Tell me how many lines of the entries below include the string "this", and give only the number.

*** Excerpted data Section Begins ***

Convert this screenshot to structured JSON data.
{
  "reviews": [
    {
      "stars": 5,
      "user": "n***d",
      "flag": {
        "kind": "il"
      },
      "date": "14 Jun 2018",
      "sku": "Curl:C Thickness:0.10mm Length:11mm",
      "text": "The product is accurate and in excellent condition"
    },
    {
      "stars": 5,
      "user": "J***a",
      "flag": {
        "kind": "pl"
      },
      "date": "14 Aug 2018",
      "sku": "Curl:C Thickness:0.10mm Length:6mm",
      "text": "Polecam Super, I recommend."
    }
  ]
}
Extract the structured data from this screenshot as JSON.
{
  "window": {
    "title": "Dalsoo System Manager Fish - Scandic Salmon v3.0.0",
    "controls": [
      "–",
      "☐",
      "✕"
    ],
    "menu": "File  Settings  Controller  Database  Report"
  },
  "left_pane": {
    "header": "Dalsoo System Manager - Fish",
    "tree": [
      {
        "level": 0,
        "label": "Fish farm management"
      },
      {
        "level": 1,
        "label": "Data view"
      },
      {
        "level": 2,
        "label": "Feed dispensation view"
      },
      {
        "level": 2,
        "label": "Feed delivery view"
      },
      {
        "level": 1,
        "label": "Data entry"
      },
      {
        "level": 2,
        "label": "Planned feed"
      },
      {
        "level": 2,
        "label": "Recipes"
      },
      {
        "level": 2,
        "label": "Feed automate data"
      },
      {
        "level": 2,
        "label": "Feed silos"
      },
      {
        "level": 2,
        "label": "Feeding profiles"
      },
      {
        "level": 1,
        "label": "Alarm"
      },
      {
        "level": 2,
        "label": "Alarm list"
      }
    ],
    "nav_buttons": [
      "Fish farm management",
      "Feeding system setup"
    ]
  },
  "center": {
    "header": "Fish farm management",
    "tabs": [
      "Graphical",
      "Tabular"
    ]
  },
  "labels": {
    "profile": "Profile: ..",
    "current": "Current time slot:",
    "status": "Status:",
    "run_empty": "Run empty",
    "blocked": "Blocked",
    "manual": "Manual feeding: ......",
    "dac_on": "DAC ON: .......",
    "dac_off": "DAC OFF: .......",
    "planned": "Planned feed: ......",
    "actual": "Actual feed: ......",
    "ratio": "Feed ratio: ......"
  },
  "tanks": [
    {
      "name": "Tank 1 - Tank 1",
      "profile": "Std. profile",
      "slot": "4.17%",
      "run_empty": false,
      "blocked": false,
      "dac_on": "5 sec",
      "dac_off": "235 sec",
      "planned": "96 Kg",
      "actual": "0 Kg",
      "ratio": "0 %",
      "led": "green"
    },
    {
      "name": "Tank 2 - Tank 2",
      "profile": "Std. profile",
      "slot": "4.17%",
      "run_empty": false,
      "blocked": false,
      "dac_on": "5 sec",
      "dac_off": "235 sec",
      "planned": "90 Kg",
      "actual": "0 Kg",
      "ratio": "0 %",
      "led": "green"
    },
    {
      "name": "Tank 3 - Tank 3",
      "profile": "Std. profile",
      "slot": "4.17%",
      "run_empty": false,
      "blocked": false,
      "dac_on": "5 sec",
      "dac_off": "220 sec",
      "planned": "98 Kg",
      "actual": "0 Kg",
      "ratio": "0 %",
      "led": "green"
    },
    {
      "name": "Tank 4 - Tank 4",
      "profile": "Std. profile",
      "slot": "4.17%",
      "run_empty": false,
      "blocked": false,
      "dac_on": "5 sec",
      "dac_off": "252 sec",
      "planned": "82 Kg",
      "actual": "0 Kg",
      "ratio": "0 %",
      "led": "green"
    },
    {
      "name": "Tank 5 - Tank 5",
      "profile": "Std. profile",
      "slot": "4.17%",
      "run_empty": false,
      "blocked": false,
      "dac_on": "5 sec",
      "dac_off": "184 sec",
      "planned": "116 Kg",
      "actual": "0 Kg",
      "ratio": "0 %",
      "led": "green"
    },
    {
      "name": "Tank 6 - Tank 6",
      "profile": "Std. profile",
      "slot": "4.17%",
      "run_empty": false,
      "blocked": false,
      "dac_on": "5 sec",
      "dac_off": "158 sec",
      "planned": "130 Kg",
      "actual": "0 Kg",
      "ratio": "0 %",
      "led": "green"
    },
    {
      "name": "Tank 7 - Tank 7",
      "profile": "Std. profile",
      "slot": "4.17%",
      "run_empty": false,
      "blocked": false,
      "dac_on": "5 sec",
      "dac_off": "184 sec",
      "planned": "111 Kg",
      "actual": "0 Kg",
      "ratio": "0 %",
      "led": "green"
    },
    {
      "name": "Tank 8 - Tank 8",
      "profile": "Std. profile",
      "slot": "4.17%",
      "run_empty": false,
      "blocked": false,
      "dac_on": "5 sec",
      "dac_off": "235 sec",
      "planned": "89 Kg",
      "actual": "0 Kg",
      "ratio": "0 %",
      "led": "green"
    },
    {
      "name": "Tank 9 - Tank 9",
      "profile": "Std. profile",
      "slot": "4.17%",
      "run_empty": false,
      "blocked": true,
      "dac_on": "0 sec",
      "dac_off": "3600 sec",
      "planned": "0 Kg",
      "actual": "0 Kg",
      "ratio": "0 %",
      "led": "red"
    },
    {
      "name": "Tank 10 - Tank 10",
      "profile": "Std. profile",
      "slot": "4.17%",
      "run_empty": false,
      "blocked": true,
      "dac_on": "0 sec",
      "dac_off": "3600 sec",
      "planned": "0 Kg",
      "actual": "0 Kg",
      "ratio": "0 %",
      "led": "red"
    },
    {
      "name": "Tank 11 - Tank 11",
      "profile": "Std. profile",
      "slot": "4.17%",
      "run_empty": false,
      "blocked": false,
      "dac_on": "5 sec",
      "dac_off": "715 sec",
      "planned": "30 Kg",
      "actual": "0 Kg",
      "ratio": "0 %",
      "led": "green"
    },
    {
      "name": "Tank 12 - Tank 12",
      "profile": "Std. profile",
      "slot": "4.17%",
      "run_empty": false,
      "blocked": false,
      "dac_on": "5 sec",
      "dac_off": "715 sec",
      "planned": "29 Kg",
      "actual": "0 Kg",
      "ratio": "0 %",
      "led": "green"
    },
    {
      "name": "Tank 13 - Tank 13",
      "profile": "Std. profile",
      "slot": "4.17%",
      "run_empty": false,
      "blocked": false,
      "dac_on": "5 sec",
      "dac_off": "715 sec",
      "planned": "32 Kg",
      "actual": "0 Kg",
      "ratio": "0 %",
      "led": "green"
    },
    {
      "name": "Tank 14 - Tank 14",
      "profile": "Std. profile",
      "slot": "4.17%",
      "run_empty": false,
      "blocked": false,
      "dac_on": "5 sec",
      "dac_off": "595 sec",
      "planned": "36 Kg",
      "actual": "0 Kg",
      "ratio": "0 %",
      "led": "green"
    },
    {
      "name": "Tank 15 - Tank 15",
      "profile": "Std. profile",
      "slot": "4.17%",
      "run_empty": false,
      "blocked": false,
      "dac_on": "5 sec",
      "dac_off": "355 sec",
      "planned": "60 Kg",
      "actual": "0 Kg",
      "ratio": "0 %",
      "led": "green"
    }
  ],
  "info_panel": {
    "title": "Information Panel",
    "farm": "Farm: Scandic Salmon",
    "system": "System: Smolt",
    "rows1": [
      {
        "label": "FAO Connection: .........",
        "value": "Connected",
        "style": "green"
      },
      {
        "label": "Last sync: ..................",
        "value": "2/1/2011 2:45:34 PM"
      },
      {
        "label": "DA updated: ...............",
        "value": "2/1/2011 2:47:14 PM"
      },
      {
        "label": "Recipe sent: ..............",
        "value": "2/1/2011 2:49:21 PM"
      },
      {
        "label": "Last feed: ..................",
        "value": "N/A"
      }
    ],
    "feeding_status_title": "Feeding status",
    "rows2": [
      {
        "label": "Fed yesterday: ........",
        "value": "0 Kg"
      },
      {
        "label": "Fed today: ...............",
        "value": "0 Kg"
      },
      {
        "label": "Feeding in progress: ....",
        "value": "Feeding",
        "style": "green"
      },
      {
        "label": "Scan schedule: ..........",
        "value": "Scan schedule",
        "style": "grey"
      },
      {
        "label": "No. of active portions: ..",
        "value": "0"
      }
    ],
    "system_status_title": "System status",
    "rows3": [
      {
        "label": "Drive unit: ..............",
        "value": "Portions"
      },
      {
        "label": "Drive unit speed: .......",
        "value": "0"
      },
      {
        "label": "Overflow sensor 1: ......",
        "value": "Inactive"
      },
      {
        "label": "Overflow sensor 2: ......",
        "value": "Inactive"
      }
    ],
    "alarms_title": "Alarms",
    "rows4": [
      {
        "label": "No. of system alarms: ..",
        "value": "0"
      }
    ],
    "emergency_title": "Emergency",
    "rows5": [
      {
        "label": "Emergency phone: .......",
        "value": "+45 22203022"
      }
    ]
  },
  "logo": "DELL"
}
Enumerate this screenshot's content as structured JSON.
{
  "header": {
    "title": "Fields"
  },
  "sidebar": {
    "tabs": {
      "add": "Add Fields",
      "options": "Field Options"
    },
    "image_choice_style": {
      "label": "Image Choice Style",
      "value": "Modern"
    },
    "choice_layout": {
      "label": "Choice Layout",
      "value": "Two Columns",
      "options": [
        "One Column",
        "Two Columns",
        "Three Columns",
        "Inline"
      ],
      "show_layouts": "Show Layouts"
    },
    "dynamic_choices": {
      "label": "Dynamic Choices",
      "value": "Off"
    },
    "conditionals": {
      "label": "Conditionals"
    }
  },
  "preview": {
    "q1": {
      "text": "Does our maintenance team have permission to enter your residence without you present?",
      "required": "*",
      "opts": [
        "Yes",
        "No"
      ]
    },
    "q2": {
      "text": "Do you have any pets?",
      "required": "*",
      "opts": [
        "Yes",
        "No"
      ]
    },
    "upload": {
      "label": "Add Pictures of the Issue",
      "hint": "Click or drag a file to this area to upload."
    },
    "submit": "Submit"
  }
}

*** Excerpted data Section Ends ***

**Exercise answer**.
4